The main mechanism through which the EA movement realizes its goals are charities, meta-charities, etc.: i.e. market transactions. As any Marxist would remark, this is terrible, as suffering is caused by the existence and dominance of the (global) market and Western imperialism. As such, there is not much left to critique, only to elaborate and prove, which I will not do in this article as the main focus is EA itself and its ideology.
Ideology of EA
In context of EA, ideology can mean two different things: the implicit individualism, or the explicit(ly dominant) neoliberalism.
Neoliberalism is, from my experience, a view commonly held by prominent rationalist/EA movement figures, and many members. This property of the movement, though, is a combination of cultural background (rich white men) and the aforementioned individualism (the central point of this critique). To be fair, there are social democrats and socialists, but usually they do not hold very high status or don't discuss politics in this context at all (and are almost never revolutionary).
The most important distinction between analytical paradigms is between individualisic reasoning and systemic reasoning. This is a point wider than just the distinction between EA and Marxism: almost all analyses that deal with systems (society, markets, etc.) can be categorized in this way. Both systemic and individualistic reasoning tend to be implicit in the sense that they generate the framework under which arguments are verbalized.
Individualistic frameworks are often more appealing to people in power, because their characteristic focus on decomposing the systemic problem into a set of agents and their interactions, and such a decomposition often implies a (passive) darwinistic order. Not that EA promotes social darwinism, far from it, the matter is that their reasoning leaves the problem solving to those with available resources--the powerful, the capitalists in thought and deed (which many influential EAs are).

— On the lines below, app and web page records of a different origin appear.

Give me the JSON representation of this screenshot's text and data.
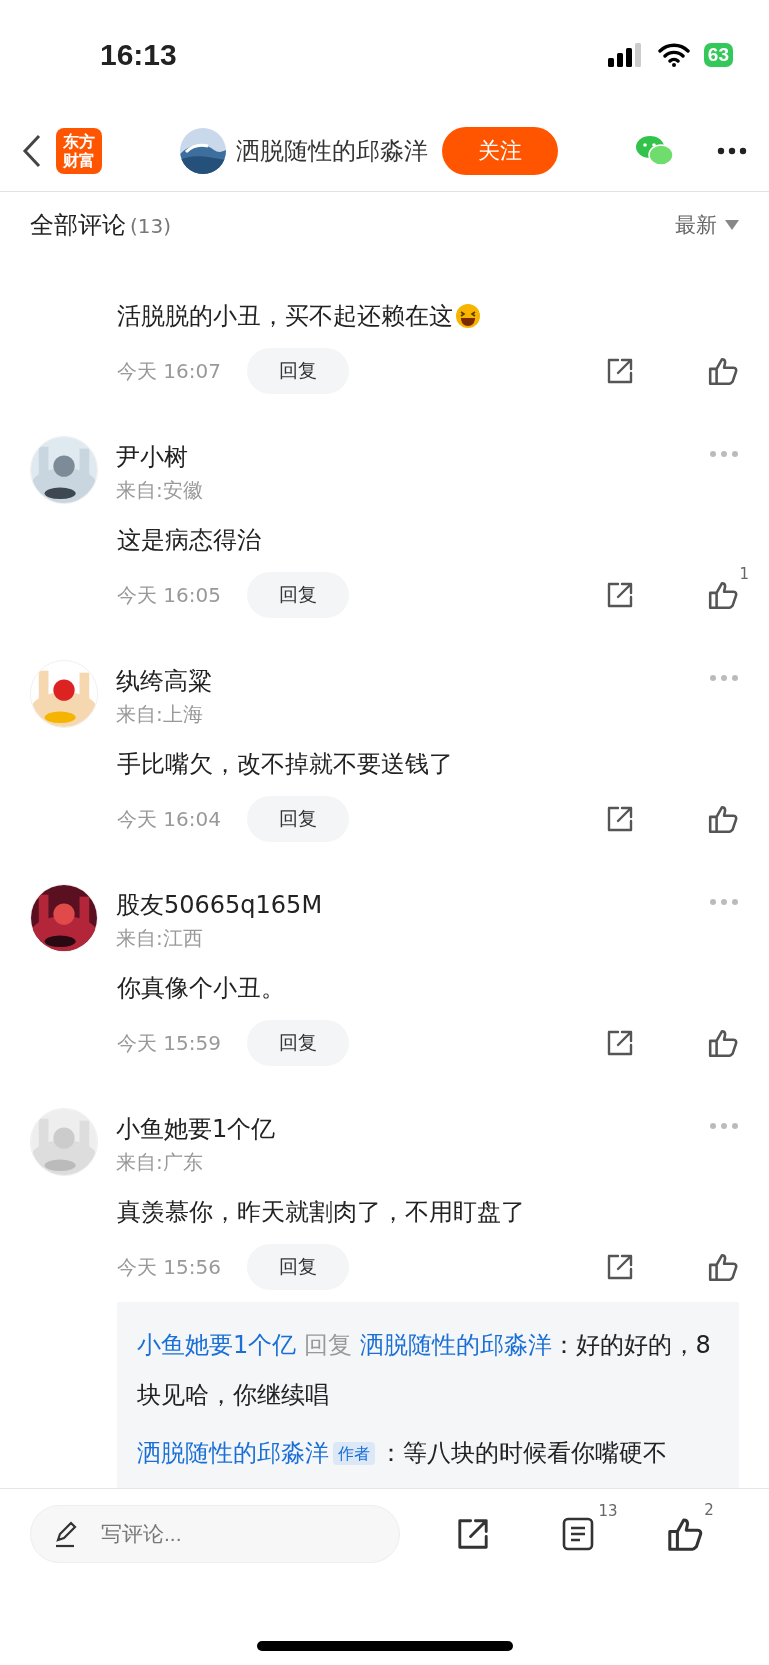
{
  "status_bar": {
    "time": "16:13",
    "battery": "63"
  },
  "nav": {
    "logo": "东方财富",
    "title": "洒脱随性的邱淼洋",
    "follow": "关注"
  },
  "header": {
    "title": "全部评论",
    "count": "(13)",
    "sort": "最新"
  },
  "comments": [
    {
      "text": "活脱脱的小丑，买不起还赖在这",
      "emoji": true,
      "time": "今天 16:07",
      "reply": "回复"
    },
    {
      "name": "尹小树",
      "location": "来自:安徽",
      "text": "这是病态得治",
      "emoji": false,
      "time": "今天 16:05",
      "reply": "回复",
      "likes": "1"
    },
    {
      "name": "纨绔高粱",
      "location": "来自:上海",
      "text": "手比嘴欠，改不掉就不要送钱了",
      "emoji": false,
      "time": "今天 16:04",
      "reply": "回复"
    },
    {
      "name": "股友50665q165M",
      "location": "来自:江西",
      "text": "你真像个小丑。",
      "emoji": false,
      "time": "今天 15:59",
      "reply": "回复"
    },
    {
      "name": "小鱼她要1个亿",
      "location": "来自:广东",
      "text": "真羡慕你，昨天就割肉了，不用盯盘了",
      "emoji": false,
      "time": "今天 15:56",
      "reply": "回复",
      "replies": [
        {
          "from": "小鱼她要1个亿",
          "verb": "回复",
          "to": "洒脱随性的邱淼洋",
          "text": "：好的好的，8 块见哈，你继续唱"
        },
        {
          "from": "洒脱随性的邱淼洋",
          "badge": "作者",
          "text": "：等八块的时候看你嘴硬不"
        }
      ]
    }
  ],
  "bottom_bar": {
    "placeholder": "写评论...",
    "comments_count": "13",
    "likes_count": "2"
  }
}
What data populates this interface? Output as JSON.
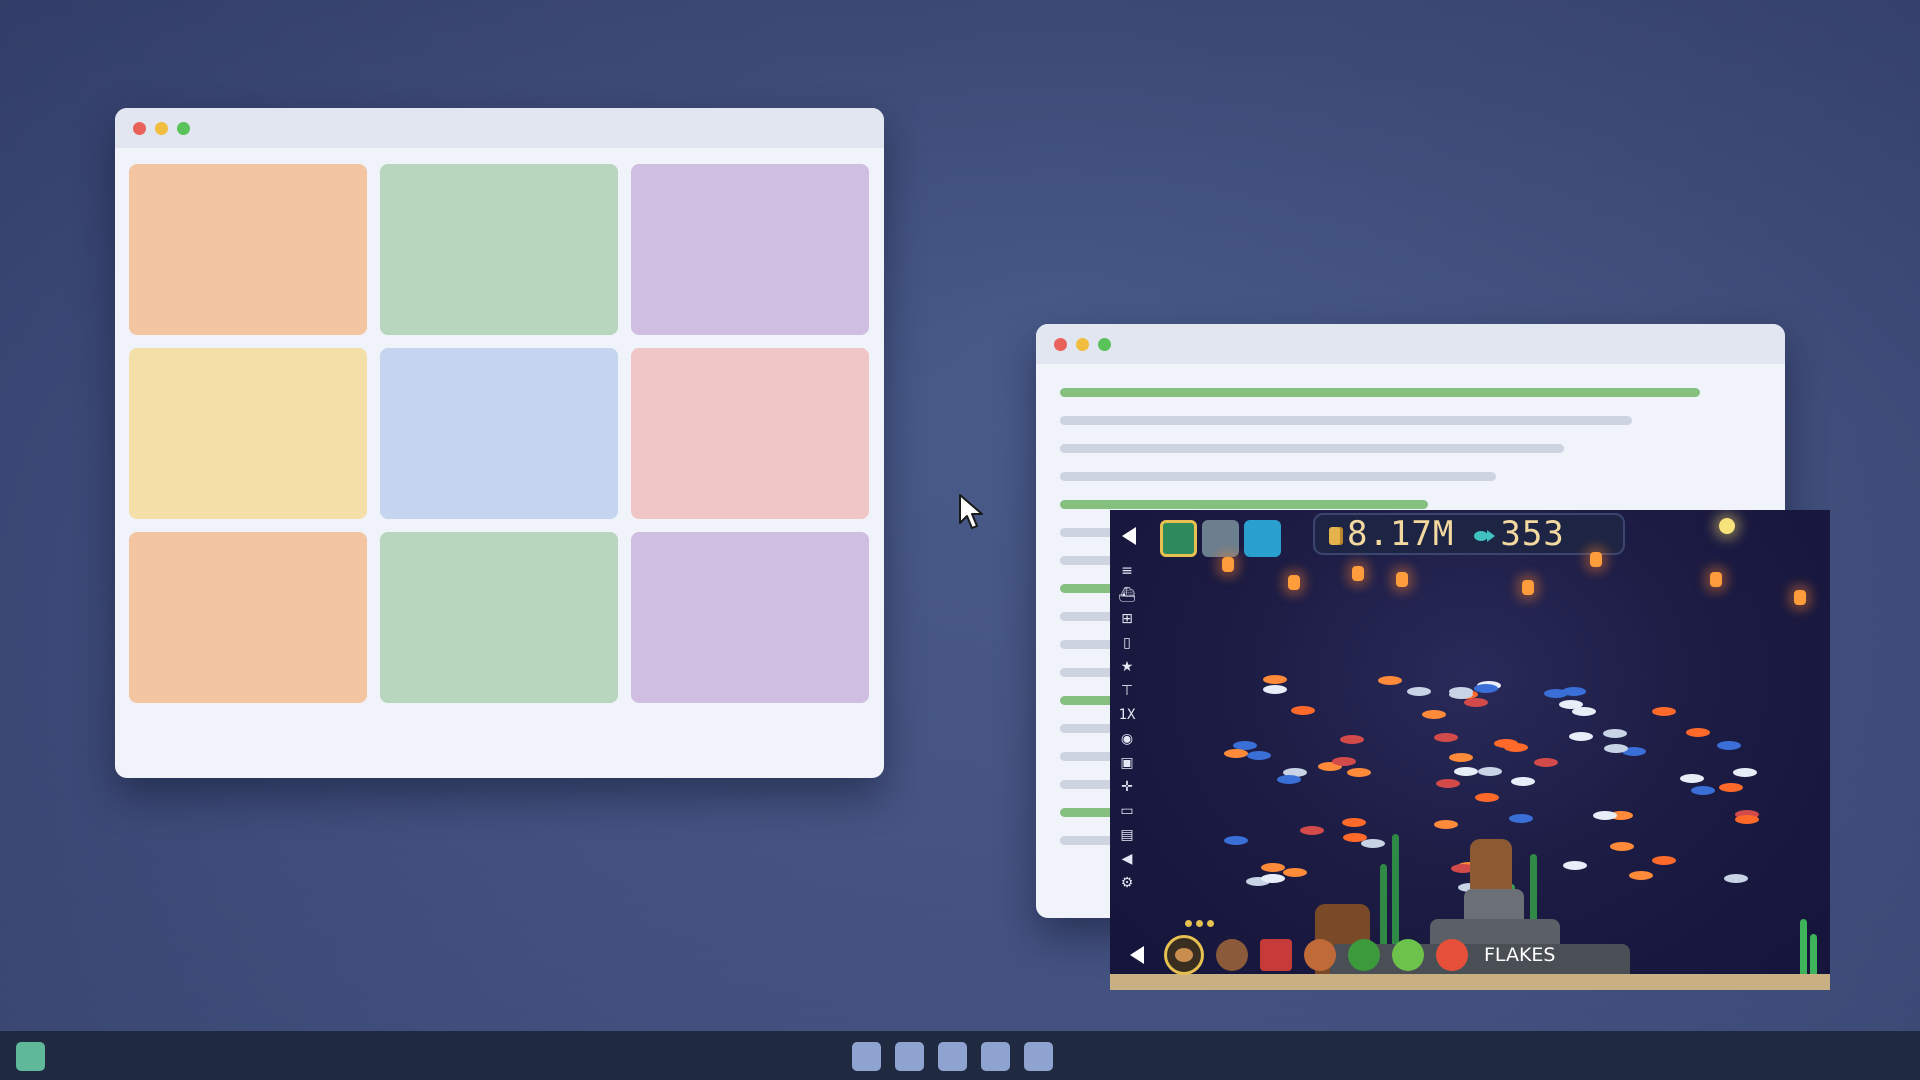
{
  "desktop": {
    "background": "#44527f"
  },
  "window_grid": {
    "tiles": [
      {
        "color": "#f3c5a0"
      },
      {
        "color": "#b7d6bd"
      },
      {
        "color": "#d0bde2"
      },
      {
        "color": "#f5dfa8"
      },
      {
        "color": "#c5d5f0"
      },
      {
        "color": "#efc5c6"
      },
      {
        "color": "#f3c5a0"
      },
      {
        "color": "#b7d6bd"
      },
      {
        "color": "#d0bde2"
      }
    ]
  },
  "window_doc": {
    "lines": [
      "green",
      "gray",
      "gray",
      "gray",
      "green",
      "gray",
      "gray",
      "green",
      "gray",
      "gray",
      "gray",
      "green",
      "gray",
      "gray",
      "gray",
      "green",
      "gray"
    ]
  },
  "game": {
    "hud": {
      "coins": "8.17M",
      "fish_count": "353",
      "swatches": [
        "#2e8a5a",
        "#6b7f8f",
        "#2aa0cf"
      ]
    },
    "sidebar": {
      "speed_label": "1X",
      "icons": [
        "menu-icon",
        "boat-icon",
        "grid-icon",
        "clipboard-icon",
        "star-icon",
        "tools-icon",
        "speed",
        "eye-icon",
        "camera-icon",
        "move-icon",
        "monitor-icon",
        "lock-icon",
        "sound-icon",
        "gear-icon"
      ]
    },
    "food_bar": {
      "selected_food_label": "FLAKES",
      "items": [
        "pellets-icon",
        "seeds-icon",
        "worms-icon",
        "shrimp-icon",
        "green-pellet-icon",
        "algae-icon",
        "flakes-icon"
      ]
    }
  },
  "taskbar": {
    "start_color": "#5fb89a",
    "item_count": 5
  }
}
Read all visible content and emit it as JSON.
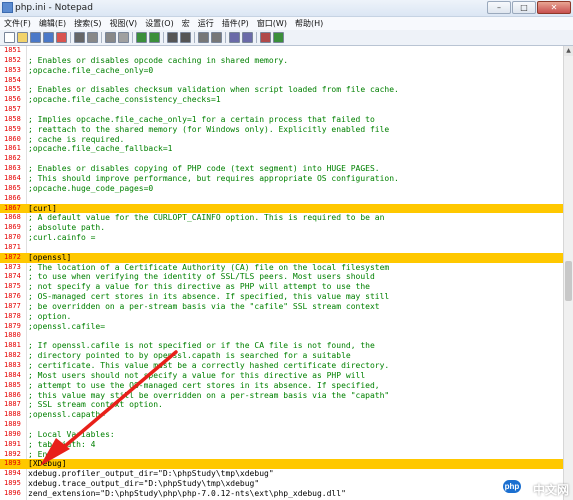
{
  "window": {
    "title": "php.ini - Notepad"
  },
  "menu": [
    "文件(F)",
    "编辑(E)",
    "搜索(S)",
    "视图(V)",
    "设置(O)",
    "宏",
    "运行",
    "插件(P)",
    "窗口(W)",
    "帮助(H)"
  ],
  "toolbar_icons": [
    "new-file-icon",
    "open-file-icon",
    "save-icon",
    "save-all-icon",
    "close-file-icon",
    "print-icon",
    "cut-icon",
    "copy-icon",
    "paste-icon",
    "undo-icon",
    "redo-icon",
    "find-icon",
    "replace-icon",
    "zoom-in-icon",
    "zoom-out-icon",
    "word-wrap-icon",
    "indent-icon",
    "macro-icon",
    "play-icon"
  ],
  "colors": {
    "highlight": "#ffc800",
    "comment": "#008000",
    "line_number": "#e40000",
    "arrow": "#e8201a"
  },
  "arrow_label": "",
  "editor": {
    "lines": [
      {
        "n": "1851",
        "text": "",
        "kind": "plain"
      },
      {
        "n": "1852",
        "text": "; Enables or disables opcode caching in shared memory.",
        "kind": "comment"
      },
      {
        "n": "1853",
        "text": ";opcache.file_cache_only=0",
        "kind": "comment"
      },
      {
        "n": "1854",
        "text": "",
        "kind": "plain"
      },
      {
        "n": "1855",
        "text": "; Enables or disables checksum validation when script loaded from file cache.",
        "kind": "comment"
      },
      {
        "n": "1856",
        "text": ";opcache.file_cache_consistency_checks=1",
        "kind": "comment"
      },
      {
        "n": "1857",
        "text": "",
        "kind": "plain"
      },
      {
        "n": "1858",
        "text": "; Implies opcache.file_cache_only=1 for a certain process that failed to",
        "kind": "comment"
      },
      {
        "n": "1859",
        "text": "; reattach to the shared memory (for Windows only). Explicitly enabled file",
        "kind": "comment"
      },
      {
        "n": "1860",
        "text": "; cache is required.",
        "kind": "comment"
      },
      {
        "n": "1861",
        "text": ";opcache.file_cache_fallback=1",
        "kind": "comment"
      },
      {
        "n": "1862",
        "text": "",
        "kind": "plain"
      },
      {
        "n": "1863",
        "text": "; Enables or disables copying of PHP code (text segment) into HUGE PAGES.",
        "kind": "comment"
      },
      {
        "n": "1864",
        "text": "; This should improve performance, but requires appropriate OS configuration.",
        "kind": "comment"
      },
      {
        "n": "1865",
        "text": ";opcache.huge_code_pages=0",
        "kind": "comment"
      },
      {
        "n": "1866",
        "text": "",
        "kind": "plain"
      },
      {
        "n": "1867",
        "text": "[curl]",
        "kind": "section"
      },
      {
        "n": "1868",
        "text": "; A default value for the CURLOPT_CAINFO option. This is required to be an",
        "kind": "comment"
      },
      {
        "n": "1869",
        "text": "; absolute path.",
        "kind": "comment"
      },
      {
        "n": "1870",
        "text": ";curl.cainfo =",
        "kind": "comment"
      },
      {
        "n": "1871",
        "text": "",
        "kind": "plain"
      },
      {
        "n": "1872",
        "text": "[openssl]",
        "kind": "section"
      },
      {
        "n": "1873",
        "text": "; The location of a Certificate Authority (CA) file on the local filesystem",
        "kind": "comment"
      },
      {
        "n": "1874",
        "text": "; to use when verifying the identity of SSL/TLS peers. Most users should",
        "kind": "comment"
      },
      {
        "n": "1875",
        "text": "; not specify a value for this directive as PHP will attempt to use the",
        "kind": "comment"
      },
      {
        "n": "1876",
        "text": "; OS-managed cert stores in its absence. If specified, this value may still",
        "kind": "comment"
      },
      {
        "n": "1877",
        "text": "; be overridden on a per-stream basis via the \"cafile\" SSL stream context",
        "kind": "comment"
      },
      {
        "n": "1878",
        "text": "; option.",
        "kind": "comment"
      },
      {
        "n": "1879",
        "text": ";openssl.cafile=",
        "kind": "comment"
      },
      {
        "n": "1880",
        "text": "",
        "kind": "plain"
      },
      {
        "n": "1881",
        "text": "; If openssl.cafile is not specified or if the CA file is not found, the",
        "kind": "comment"
      },
      {
        "n": "1882",
        "text": "; directory pointed to by openssl.capath is searched for a suitable",
        "kind": "comment"
      },
      {
        "n": "1883",
        "text": "; certificate. This value must be a correctly hashed certificate directory.",
        "kind": "comment"
      },
      {
        "n": "1884",
        "text": "; Most users should not specify a value for this directive as PHP will",
        "kind": "comment"
      },
      {
        "n": "1885",
        "text": "; attempt to use the OS-managed cert stores in its absence. If specified,",
        "kind": "comment"
      },
      {
        "n": "1886",
        "text": "; this value may still be overridden on a per-stream basis via the \"capath\"",
        "kind": "comment"
      },
      {
        "n": "1887",
        "text": "; SSL stream context option.",
        "kind": "comment"
      },
      {
        "n": "1888",
        "text": ";openssl.capath=",
        "kind": "comment"
      },
      {
        "n": "1889",
        "text": "",
        "kind": "plain"
      },
      {
        "n": "1890",
        "text": "; Local Variables:",
        "kind": "comment"
      },
      {
        "n": "1891",
        "text": "; tab-width: 4",
        "kind": "comment"
      },
      {
        "n": "1892",
        "text": "; End:",
        "kind": "comment"
      },
      {
        "n": "1893",
        "text": "[XDebug]",
        "kind": "section"
      },
      {
        "n": "1894",
        "text": "xdebug.profiler_output_dir=\"D:\\phpStudy\\tmp\\xdebug\"",
        "kind": "plain"
      },
      {
        "n": "1895",
        "text": "xdebug.trace_output_dir=\"D:\\phpStudy\\tmp\\xdebug\"",
        "kind": "plain"
      },
      {
        "n": "1896",
        "text": "zend_extension=\"D:\\phpStudy\\php\\php-7.0.12-nts\\ext\\php_xdebug.dll\"",
        "kind": "plain"
      }
    ]
  },
  "watermark": {
    "logo": "php",
    "text": "中文网"
  }
}
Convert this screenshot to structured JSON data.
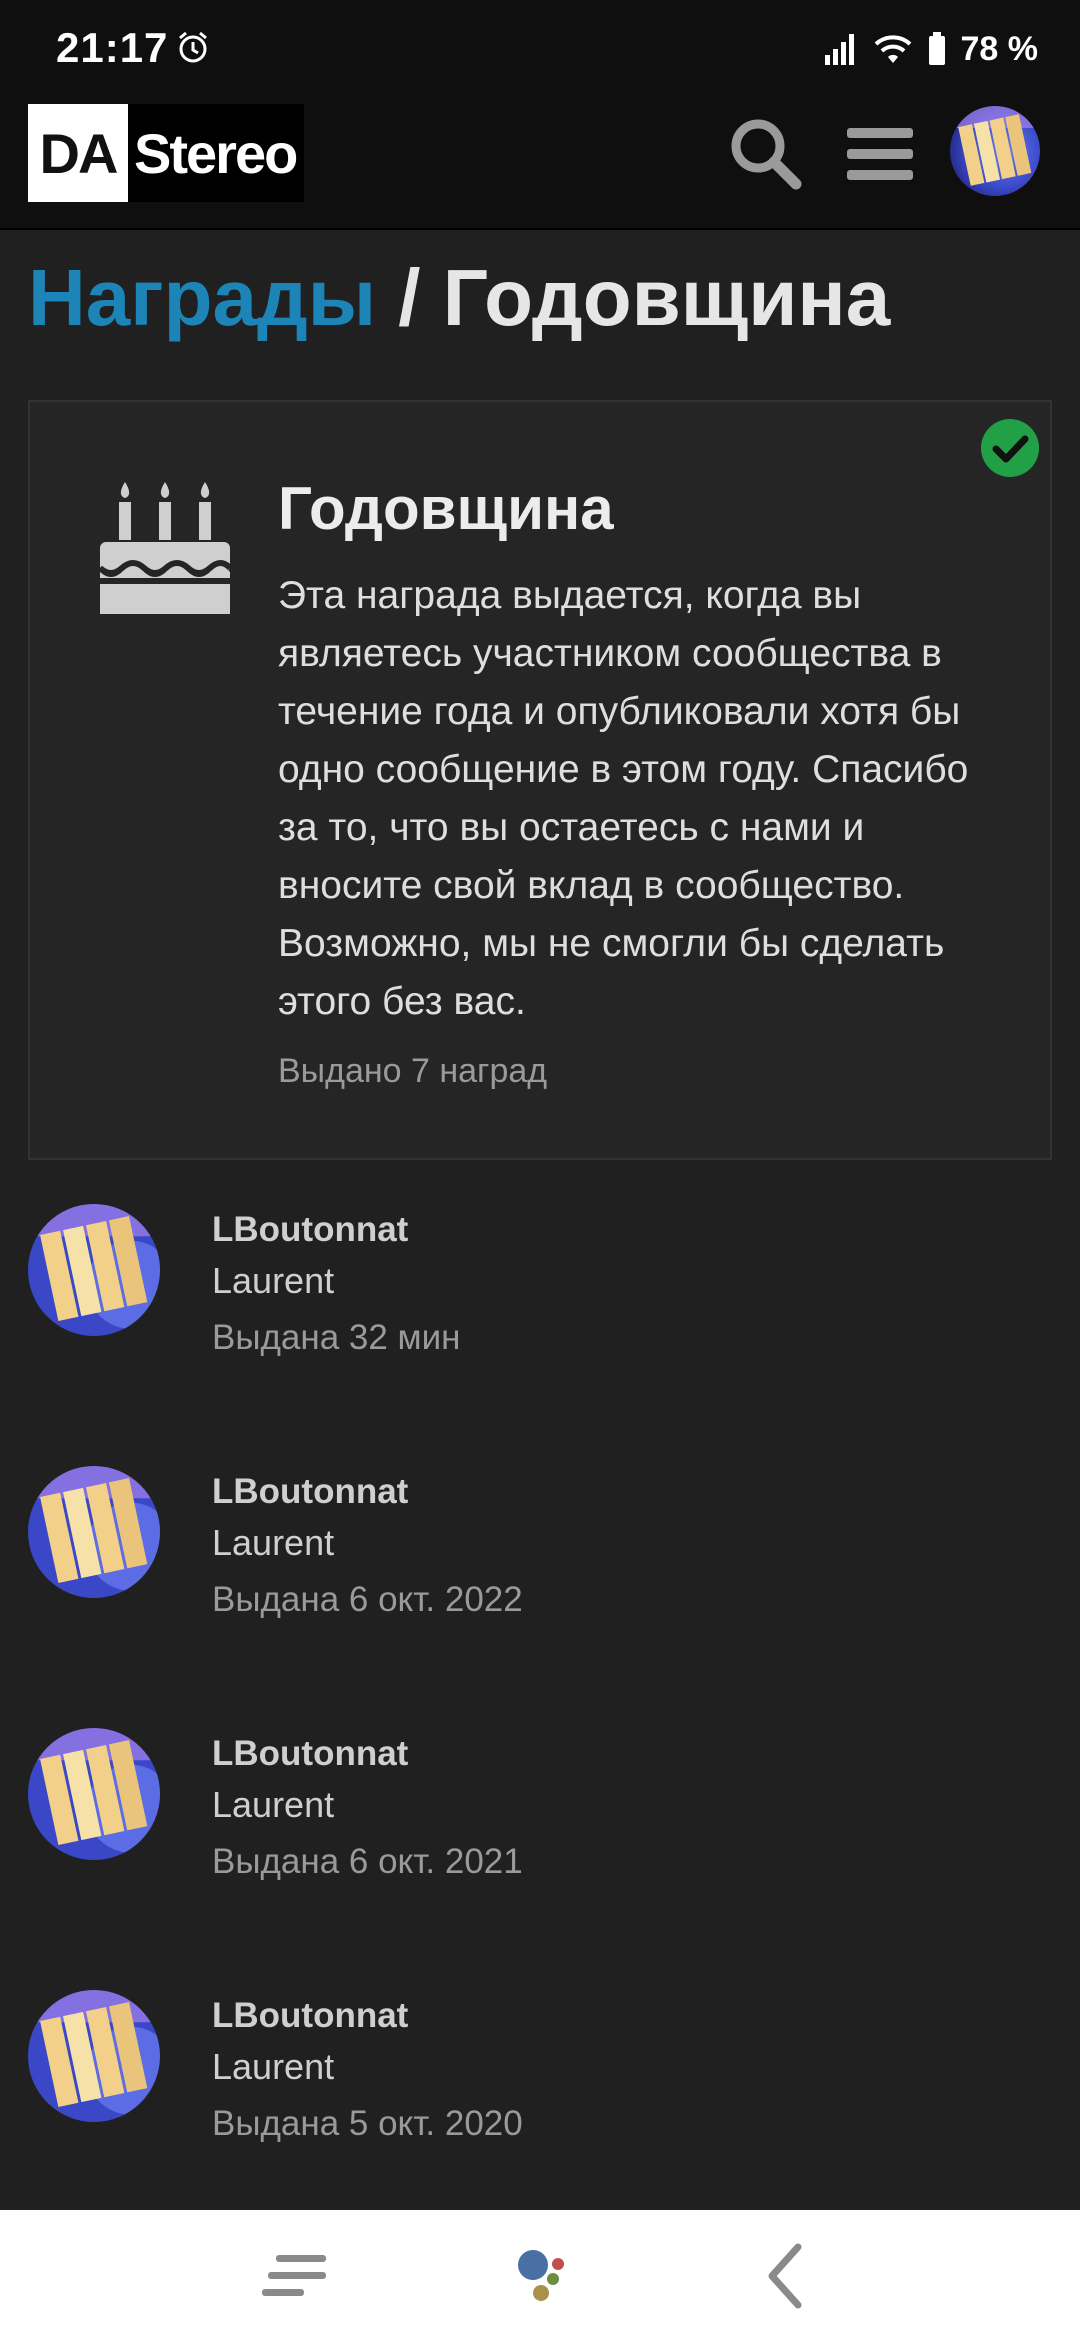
{
  "status_bar": {
    "time": "21:17",
    "battery": "78 %",
    "icons": [
      "alarm-icon",
      "signal-icon",
      "wifi-icon",
      "battery-icon"
    ]
  },
  "header": {
    "logo_da": "DA",
    "logo_stereo": "Stereo",
    "icons": [
      "search-icon",
      "menu-icon",
      "user-avatar"
    ]
  },
  "page": {
    "breadcrumb": "Награды",
    "separator": " / ",
    "current": "Годовщина"
  },
  "trophy": {
    "title": "Годовщина",
    "description": "Эта награда выдается, когда вы являетесь участником сообщества в течение года и опубликовали хотя бы одно сообщение в этом году. Спасибо за то, что вы остаетесь с нами и вносите свой вклад в сообщество. Возможно, мы не смогли бы сделать этого без вас.",
    "awarded_count": "Выдано 7 наград",
    "icon": "cake-icon",
    "earned_icon": "check-circle-icon",
    "accent_color": "#1c84b6",
    "check_color": "#21a048"
  },
  "recipients": [
    {
      "username": "LBoutonnat",
      "name": "Laurent",
      "date": "Выдана 32 мин"
    },
    {
      "username": "LBoutonnat",
      "name": "Laurent",
      "date": "Выдана 6 окт. 2022"
    },
    {
      "username": "LBoutonnat",
      "name": "Laurent",
      "date": "Выдана 6 окт. 2021"
    },
    {
      "username": "LBoutonnat",
      "name": "Laurent",
      "date": "Выдана 5 окт. 2020"
    }
  ],
  "nav": {
    "icons": [
      "recent-apps-icon",
      "assistant-icon",
      "back-icon"
    ]
  }
}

Even worse from, and far more important than social darwinism, is the fact that individualism, largely drawing credibility from game theory and microeconomics, is not a neutral point of view, and unjustifiably and implicitly expands these models into a non-analytical and non-scientific context (discourse).
So, what is the content of the alternative to the type of reasoning described above?
When looking at systemic problems such as poverty, housing, hunger, economic inequality (i.e. capitalism): the neutral point of view is analysys not through individual interactions, but through asking questions such as: what causes poverty? How to fix hunger in the greatest extent possible? Which social forces are behind homelessness, what are the problems these people experience and why? The main theme here is to look at root causes of problems, instead of merely symptoms.
EAs approach problems by essentially dumping money at them, fixing individual issues or symptoms instead of these root causes. And the root cause of most of the world's problems is market exchange of goods instead of production for social need and scientific planning of the economy. We need communism, not rich guys feeling smart.
On Marxism and utilitarianism
So finally, what about the underlying philosophical framework of EA, utilitarianism? Is it a part of the problem? No. It is utterly irrelevant. Utilitarianism in their interpretation is just mathematical individualism, but "doing the most good you can" is a tautology which any movement can ascribe to.
If you're an EA with socialist inclinations, I recommend these texts: